Each U.S. state has something special and unique to offer tourists and migrants, from historical places and monuments to historic names and events. However, the residents of all 50 states cannot answer directly when they’re asked if their beloved hometown is an ideal retirement destination due to growing long term care costs by state.

Leading carriers of long term care insurance policies, like Genworth Financial, would provide annually a summary of the overall cost of care in each state, and every time their list of the most expensive states for long term care never fails to include the staples.

From Genworth Financial’s 2012 Cost of Care Survey it can be gleaned that most of the states that are situated in the mid-Atlantic and New England regions still happen to be taking the lead. Long term care (LTC) costs in Rhode Island, Maine, Delaware, New Hampshire, New York, New Jersey, and Massachusetts have become increasingly unimaginable.

The cost of nursing homes, assisted living and other LTC facilities in the above-mentioned states are increasing at a far greater rate than the national average while the rates of their in-home care services have managed to stay flat. Now even if more people in the country prefer in-home care, this information should not be a reason to celebrate because no one is a hundred percent sure that he will never require institutional or community-based care in the future.

Long Term Care Costs by State

Based on Genworth Financial’s data, Massachusetts offers the most expensive LTC services. Bay Staters who are just five years away from retirement should better have a financial plan already otherwise they could wind up spending their entire nest egg on their LTC needs.

Home health aides in Massachusetts currently charge an hourly rate of $23 while homemaker services are priced at $21 per hour. So if a member of each household in this state acquires both types of in-home care services on a daily basis, then that only means all of the families here are forking out more than $100,600 each year.

What if the cost of care starts to increase fourfold in 2030, as predicted by LTC experts and financial advisers, and one’s annual LTC spending of $100,600 climbs to $402,400? Only a handful of Americans can afford this because there’s only a handful earning close to $500,000 annually. Majority of the residents belong to the middle class and they have to work like a horse in order to make ends meet.

According to the records of the U.S. Census Bureau, Massachusetts’s elderly population 65 years old and beyond as of 2010 is 13.8% of the state’s total population. This number is expected to double in less than 20 years so the young and old are advised to study their LTC options because it would be impossible for the state’s Medicaid program to shoulder everyone’s health care needs. Coming in second to Massachusetts is New Jersey as the total population of its senior citizens makes up 13.5% of its overall population.

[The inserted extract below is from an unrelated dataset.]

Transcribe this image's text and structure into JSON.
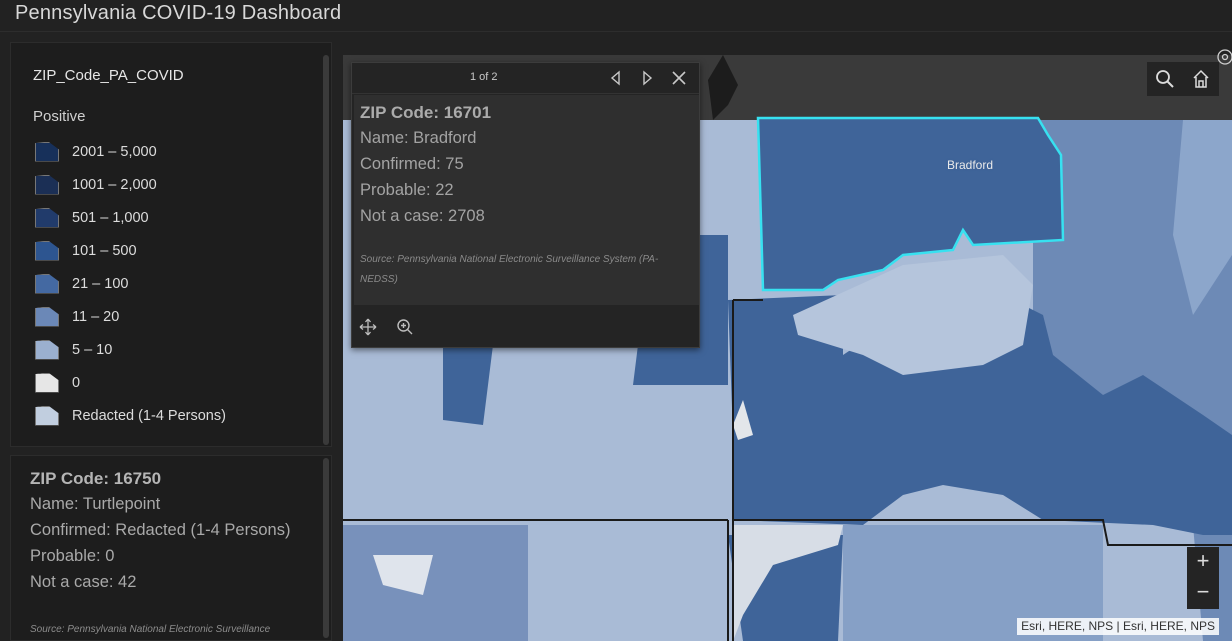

It is advisable to study long term care costs by state before deciding to relocate upon retirement. For all you know, you’re better off where you are.

Author's Bio: 

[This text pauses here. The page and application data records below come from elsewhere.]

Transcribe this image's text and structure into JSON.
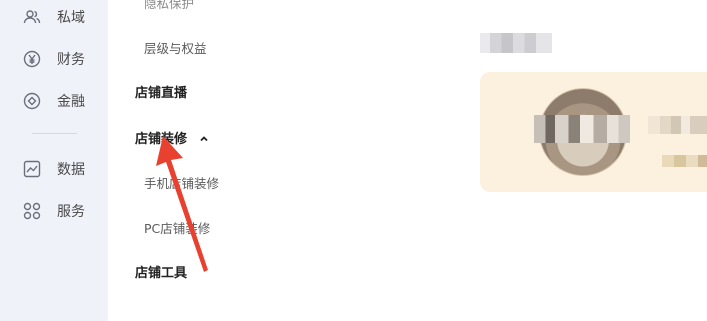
{
  "sidebar": {
    "items": [
      {
        "label": "私域",
        "icon": "users-icon"
      },
      {
        "label": "财务",
        "icon": "yuan-circle-icon"
      },
      {
        "label": "金融",
        "icon": "finance-circle-icon"
      },
      {
        "label": "数据",
        "icon": "chart-icon"
      },
      {
        "label": "服务",
        "icon": "apps-grid-icon"
      }
    ]
  },
  "menu": {
    "partial_top": "隐私保护",
    "level_rights": "层级与权益",
    "store_live": "店铺直播",
    "store_decoration": "店铺装修",
    "mobile_decoration": "手机店铺装修",
    "pc_decoration": "PC店铺装修",
    "store_tools": "店铺工具"
  },
  "colors": {
    "rail_bg": "#f0f2f9",
    "card_bg": "#fcf0df",
    "arrow_red": "#e8412f"
  }
}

Prepare for your future healthcare needs with long term care planning before retirement. Research multiple long term care quotes and details on long term care facilities in your state.